Feb 24, 2012; Indianapolis, IN, USA; Stanford Cardinal quarterback Andrew Luck autographs a football during the NFL Combine at Lucas Oil Stadium. Mandatory Credit: Brian Spurlock-US PRESSWIRE
There's no rule that says the first pick has to wait until the commissioner announces everyone is waiting on their pick. Logically, that means they could skip right over it, move onto No. 2 and save 10 or so minutes at the end of the draft, right?
Oh wait, they put it on prime time for a reason.
Depending on how the NFL marketing machine sold advertising space for the 3-hour long celebration to the end of (alleged) amateurism, the highest-selling commercial slots are most likely at the beginning of the broadcast. Not so much right before the first pick, but the first commercial break they have.
The lack of intrigue with the top pick in recent years has probably deadened the value of the ad dollar in this event a little bit. It won't help any more that everyone knows Washington will select Baylor QB Robert Griffin III with pick No. 2.
It's not quite as much a sure thing as the first two picks, but Minnesota taking anyone other than USC LT Matt Kalil at No. 3 would be a shock.
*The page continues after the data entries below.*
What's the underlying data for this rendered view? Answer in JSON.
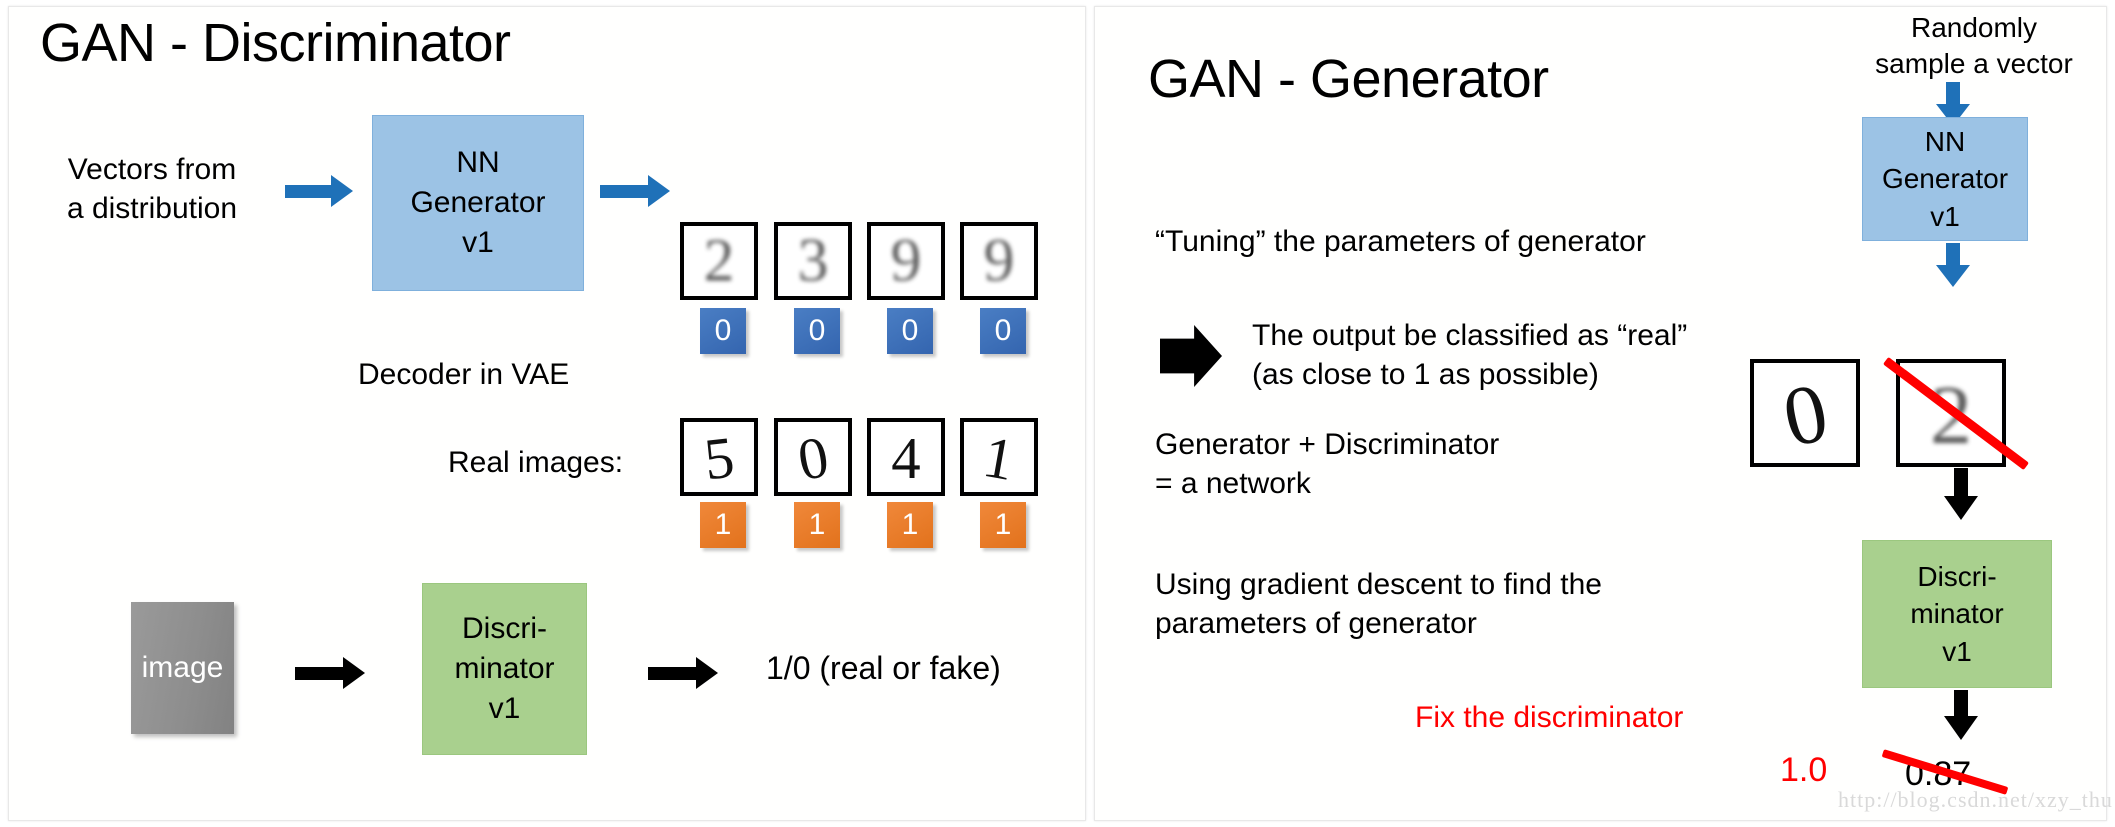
{
  "left_panel": {
    "title": "GAN - Discriminator",
    "input_label": "Vectors from\na distribution",
    "generator_box": {
      "line1": "NN",
      "line2": "Generator",
      "line3": "v1"
    },
    "generator_caption": "Decoder in VAE",
    "generated_row": {
      "digits": [
        "2",
        "3",
        "9",
        "9"
      ],
      "labels": [
        "0",
        "0",
        "0",
        "0"
      ],
      "label_color": "#3465AF"
    },
    "real_row": {
      "caption": "Real images:",
      "digits": [
        "5",
        "0",
        "4",
        "1"
      ],
      "labels": [
        "1",
        "1",
        "1",
        "1"
      ],
      "label_color": "#E2721C"
    },
    "image_block": "image",
    "discriminator_box": {
      "line1": "Discri-",
      "line2": "minator",
      "line3": "v1"
    },
    "output_text": "1/0  (real or fake)"
  },
  "right_panel": {
    "title": "GAN - Generator",
    "tuning_text": "“Tuning” the parameters of generator",
    "bullet_line1": "The output be classified as “real”",
    "bullet_line2": "(as close to 1 as possible)",
    "network_line1": "Generator + Discriminator",
    "network_line2": "= a network",
    "gradient_line1": "Using gradient descent to find the",
    "gradient_line2": "parameters of generator",
    "fix_note": "Fix the discriminator",
    "fix_note_color": "#FF0000"
  },
  "flow_column": {
    "sample_caption": "Randomly\nsample a vector",
    "generator_box": {
      "line1": "NN",
      "line2": "Generator",
      "line3": "v1"
    },
    "target_digit": "0",
    "generated_digit": "2",
    "discriminator_box": {
      "line1": "Discri-",
      "line2": "minator",
      "line3": "v1"
    },
    "target_score": "1.0",
    "current_score": "0.87",
    "target_score_color": "#FF0000"
  },
  "watermark": "http://blog.csdn.net/xzy_thu"
}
So with 10 minutes slotted for each pick, and one team having already confirmed the top pick, and another likely to use their 10 minutes to soak up some spotlight, the Vikings will go on the clock at approximately 8:11 p.m. ET. Call it 8:16 p.m. ET when they make their pick, putting Cleveland in the spotlight.
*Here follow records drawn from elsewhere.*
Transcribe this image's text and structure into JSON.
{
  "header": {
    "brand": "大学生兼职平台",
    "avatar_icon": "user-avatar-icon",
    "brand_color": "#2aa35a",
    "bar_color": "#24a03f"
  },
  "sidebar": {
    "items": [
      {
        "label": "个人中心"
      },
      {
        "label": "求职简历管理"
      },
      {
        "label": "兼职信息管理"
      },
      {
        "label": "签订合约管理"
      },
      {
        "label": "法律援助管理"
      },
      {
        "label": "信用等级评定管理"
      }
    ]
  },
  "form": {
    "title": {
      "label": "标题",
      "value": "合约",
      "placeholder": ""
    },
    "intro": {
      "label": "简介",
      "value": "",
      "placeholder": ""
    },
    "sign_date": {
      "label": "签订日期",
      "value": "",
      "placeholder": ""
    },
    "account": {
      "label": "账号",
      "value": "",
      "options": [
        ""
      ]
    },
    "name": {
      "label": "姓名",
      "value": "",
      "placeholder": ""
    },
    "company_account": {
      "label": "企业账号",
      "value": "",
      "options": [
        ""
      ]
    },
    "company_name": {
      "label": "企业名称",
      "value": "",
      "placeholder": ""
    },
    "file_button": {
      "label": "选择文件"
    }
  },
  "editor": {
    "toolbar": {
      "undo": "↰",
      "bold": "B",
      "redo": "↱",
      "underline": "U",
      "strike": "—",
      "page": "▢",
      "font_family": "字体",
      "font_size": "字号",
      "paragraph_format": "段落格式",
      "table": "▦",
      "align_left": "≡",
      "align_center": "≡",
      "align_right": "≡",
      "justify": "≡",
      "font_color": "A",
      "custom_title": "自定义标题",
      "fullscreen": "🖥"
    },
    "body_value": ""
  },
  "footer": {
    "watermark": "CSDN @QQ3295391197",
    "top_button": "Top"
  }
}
I'm sure most of us will skip over that part, although watching their season "highlights" from 2011 would be entertainment for everyone but Browns fans. The point is, we're looking at probably another two hours from there until Pittsburgh is up.
See? It really is hard trying to come up with a new angle for the Andrew Luck No. 1 pick story. But I pulled it off.